Compute how many lines in the entries below include the string "JSON". Only the number is wanted.

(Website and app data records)
**********
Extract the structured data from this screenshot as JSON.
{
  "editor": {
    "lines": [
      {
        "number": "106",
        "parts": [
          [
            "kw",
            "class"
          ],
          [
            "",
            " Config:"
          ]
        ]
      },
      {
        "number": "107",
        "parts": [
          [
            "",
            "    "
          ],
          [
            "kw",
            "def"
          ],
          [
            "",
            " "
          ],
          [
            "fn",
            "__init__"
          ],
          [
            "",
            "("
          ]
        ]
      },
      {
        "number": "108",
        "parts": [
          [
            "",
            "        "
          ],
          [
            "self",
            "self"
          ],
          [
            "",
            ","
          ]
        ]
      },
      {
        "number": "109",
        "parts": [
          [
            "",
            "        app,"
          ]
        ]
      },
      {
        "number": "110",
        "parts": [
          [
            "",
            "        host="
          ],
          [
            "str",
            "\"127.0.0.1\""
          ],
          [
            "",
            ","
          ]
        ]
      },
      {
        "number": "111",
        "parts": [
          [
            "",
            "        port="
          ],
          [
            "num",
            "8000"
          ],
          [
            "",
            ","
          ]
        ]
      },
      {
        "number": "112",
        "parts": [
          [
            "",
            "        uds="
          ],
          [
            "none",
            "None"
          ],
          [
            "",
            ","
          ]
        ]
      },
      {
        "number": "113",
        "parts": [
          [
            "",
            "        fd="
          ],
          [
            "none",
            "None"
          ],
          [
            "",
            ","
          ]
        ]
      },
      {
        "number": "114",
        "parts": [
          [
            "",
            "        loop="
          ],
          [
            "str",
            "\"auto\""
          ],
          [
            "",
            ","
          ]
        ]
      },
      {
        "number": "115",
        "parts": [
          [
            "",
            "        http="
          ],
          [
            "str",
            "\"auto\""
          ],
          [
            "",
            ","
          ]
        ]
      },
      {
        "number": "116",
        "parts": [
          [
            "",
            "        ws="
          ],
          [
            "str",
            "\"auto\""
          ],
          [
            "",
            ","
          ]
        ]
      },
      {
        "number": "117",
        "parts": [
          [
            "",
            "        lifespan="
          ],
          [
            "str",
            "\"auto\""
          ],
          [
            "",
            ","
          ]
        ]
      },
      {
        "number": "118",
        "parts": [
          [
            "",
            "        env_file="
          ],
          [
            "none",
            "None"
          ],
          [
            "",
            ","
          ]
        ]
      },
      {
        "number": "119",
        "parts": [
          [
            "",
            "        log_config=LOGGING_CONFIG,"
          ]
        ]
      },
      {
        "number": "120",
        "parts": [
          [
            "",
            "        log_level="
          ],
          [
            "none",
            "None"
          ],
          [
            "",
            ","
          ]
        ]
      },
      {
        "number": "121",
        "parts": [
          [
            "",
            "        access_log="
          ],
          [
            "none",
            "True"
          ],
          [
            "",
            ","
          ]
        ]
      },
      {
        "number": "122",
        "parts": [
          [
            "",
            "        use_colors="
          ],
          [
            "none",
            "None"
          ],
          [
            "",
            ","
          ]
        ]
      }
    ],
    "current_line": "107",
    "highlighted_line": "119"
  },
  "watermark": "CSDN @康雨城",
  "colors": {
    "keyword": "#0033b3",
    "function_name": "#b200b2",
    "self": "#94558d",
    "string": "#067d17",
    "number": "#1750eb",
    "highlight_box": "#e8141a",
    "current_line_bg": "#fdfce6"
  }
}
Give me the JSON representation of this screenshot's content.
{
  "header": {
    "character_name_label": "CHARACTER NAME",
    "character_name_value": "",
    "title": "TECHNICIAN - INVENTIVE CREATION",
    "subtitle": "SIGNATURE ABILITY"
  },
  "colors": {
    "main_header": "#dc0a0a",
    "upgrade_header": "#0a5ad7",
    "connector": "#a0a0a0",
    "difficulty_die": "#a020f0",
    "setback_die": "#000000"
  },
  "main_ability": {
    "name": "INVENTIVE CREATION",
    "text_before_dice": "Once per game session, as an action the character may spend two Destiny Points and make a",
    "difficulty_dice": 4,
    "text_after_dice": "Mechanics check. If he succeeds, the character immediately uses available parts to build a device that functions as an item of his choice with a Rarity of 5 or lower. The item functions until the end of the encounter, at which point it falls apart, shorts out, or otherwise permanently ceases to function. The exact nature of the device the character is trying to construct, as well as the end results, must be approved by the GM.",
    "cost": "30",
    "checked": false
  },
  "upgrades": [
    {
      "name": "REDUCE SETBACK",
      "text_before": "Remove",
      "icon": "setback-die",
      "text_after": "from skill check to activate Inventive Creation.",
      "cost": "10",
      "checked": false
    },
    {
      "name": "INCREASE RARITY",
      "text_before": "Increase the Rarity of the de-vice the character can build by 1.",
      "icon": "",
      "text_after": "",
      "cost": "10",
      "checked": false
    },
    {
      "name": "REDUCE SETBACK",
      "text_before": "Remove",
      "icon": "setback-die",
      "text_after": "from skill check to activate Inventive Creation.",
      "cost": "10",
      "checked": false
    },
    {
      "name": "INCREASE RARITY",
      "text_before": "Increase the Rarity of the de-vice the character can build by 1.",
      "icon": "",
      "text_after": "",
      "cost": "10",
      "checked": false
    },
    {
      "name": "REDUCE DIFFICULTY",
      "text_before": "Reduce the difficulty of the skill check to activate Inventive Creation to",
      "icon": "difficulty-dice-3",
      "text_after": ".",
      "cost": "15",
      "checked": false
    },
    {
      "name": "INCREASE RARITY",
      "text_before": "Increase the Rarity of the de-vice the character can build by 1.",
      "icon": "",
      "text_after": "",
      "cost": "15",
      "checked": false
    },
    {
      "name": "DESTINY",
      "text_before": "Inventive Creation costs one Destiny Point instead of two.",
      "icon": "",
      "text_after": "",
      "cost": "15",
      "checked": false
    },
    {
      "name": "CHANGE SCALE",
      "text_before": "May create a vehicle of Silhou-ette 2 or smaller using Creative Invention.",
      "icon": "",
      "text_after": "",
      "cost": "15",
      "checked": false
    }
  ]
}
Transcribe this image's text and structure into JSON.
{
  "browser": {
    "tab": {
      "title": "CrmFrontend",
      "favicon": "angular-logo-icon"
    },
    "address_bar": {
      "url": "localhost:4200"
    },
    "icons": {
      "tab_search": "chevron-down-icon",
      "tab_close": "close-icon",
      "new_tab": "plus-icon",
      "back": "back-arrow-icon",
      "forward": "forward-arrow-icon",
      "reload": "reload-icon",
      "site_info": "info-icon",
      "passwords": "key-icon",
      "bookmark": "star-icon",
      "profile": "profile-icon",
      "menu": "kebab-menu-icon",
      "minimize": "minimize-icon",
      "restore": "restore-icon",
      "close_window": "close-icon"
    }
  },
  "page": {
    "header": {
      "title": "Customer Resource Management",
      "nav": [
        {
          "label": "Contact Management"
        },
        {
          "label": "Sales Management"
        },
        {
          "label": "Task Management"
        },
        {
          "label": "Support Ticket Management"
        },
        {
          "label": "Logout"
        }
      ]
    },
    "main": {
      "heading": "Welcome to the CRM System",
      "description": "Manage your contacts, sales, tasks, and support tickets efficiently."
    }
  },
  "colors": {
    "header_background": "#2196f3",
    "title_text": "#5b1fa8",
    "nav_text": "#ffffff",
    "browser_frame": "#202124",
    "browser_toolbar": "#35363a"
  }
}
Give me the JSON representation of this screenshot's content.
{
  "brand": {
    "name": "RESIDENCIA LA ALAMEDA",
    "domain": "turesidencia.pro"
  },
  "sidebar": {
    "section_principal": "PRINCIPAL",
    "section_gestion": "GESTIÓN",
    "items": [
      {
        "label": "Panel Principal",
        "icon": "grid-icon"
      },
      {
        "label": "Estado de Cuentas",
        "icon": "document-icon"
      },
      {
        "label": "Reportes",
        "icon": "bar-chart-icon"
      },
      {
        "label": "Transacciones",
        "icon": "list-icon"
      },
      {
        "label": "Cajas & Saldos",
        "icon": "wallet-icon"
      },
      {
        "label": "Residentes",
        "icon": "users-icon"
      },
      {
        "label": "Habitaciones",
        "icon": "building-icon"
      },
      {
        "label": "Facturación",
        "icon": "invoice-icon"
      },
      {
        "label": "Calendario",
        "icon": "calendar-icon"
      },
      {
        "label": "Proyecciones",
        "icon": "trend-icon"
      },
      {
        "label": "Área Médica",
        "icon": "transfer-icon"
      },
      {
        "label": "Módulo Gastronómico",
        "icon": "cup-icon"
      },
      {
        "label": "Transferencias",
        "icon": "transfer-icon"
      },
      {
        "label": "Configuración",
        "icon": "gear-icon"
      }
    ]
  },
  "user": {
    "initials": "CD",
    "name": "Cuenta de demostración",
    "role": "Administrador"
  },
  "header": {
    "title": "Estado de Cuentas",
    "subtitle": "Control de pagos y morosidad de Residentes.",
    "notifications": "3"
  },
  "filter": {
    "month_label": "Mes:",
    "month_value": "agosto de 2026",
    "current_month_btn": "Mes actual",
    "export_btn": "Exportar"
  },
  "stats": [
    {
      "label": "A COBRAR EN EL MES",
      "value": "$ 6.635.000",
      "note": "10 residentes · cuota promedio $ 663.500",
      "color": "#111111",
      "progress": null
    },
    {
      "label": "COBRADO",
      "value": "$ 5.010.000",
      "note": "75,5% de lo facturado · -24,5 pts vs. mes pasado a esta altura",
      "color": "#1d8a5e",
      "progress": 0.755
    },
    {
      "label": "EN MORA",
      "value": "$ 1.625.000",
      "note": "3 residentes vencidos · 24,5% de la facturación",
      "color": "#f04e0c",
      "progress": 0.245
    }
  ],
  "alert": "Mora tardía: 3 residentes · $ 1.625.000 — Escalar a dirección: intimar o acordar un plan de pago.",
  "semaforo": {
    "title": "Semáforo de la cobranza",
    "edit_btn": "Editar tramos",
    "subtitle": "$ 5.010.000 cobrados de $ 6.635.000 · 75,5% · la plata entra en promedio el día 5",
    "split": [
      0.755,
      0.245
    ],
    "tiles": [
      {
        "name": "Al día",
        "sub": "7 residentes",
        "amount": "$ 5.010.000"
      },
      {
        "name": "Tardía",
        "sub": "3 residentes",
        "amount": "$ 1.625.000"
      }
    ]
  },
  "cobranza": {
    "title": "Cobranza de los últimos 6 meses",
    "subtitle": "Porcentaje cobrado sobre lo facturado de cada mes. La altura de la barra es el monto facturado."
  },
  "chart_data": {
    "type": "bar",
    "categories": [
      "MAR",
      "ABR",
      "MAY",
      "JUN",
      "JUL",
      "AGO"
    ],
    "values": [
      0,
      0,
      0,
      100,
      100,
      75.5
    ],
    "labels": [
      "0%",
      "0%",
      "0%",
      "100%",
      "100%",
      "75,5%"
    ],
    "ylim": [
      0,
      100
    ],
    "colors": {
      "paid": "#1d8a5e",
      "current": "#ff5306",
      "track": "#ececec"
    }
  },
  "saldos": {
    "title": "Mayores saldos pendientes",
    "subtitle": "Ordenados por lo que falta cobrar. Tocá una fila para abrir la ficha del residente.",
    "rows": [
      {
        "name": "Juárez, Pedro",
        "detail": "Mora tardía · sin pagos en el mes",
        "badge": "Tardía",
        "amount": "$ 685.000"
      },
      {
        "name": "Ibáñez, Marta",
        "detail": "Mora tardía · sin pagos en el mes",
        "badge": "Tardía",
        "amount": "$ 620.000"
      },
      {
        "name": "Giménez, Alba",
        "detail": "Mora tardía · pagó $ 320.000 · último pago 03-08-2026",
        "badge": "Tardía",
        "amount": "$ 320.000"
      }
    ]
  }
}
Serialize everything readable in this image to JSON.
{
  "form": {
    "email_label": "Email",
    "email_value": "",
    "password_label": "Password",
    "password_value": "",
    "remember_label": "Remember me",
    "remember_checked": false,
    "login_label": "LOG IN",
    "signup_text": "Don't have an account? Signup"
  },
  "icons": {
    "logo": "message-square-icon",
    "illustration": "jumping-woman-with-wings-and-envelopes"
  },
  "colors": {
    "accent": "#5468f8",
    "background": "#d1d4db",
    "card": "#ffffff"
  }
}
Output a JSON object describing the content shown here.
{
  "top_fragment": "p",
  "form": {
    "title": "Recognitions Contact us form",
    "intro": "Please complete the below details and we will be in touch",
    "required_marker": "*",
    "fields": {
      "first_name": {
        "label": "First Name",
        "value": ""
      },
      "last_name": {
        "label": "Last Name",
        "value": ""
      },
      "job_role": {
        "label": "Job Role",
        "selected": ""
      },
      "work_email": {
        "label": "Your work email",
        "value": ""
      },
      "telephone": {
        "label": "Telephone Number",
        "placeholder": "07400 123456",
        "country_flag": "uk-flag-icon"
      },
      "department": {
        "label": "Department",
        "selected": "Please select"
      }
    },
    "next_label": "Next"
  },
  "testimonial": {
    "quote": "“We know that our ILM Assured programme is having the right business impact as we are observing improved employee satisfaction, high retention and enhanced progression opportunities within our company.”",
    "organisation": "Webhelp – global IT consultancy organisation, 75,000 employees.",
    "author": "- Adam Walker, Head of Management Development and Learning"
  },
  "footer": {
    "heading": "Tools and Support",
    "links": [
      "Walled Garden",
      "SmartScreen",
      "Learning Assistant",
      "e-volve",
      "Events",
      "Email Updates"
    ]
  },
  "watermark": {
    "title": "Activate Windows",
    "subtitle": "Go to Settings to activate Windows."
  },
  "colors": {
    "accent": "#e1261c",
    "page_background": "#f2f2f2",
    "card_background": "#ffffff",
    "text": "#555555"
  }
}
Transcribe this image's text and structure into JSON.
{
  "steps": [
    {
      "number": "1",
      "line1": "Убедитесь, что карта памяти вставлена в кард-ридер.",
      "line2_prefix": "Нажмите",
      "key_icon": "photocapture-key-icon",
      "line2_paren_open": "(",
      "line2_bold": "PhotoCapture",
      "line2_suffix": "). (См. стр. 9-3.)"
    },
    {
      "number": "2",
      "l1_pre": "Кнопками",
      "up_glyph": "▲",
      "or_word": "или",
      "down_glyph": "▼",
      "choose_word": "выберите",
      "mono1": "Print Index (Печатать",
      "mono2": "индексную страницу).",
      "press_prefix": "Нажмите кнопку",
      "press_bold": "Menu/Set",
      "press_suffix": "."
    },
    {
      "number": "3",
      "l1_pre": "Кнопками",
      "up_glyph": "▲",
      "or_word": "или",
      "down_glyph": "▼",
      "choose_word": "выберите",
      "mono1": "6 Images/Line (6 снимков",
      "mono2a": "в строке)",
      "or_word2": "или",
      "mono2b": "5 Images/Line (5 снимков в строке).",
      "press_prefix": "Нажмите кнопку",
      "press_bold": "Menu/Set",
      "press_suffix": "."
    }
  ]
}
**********
#### [Task answer]
7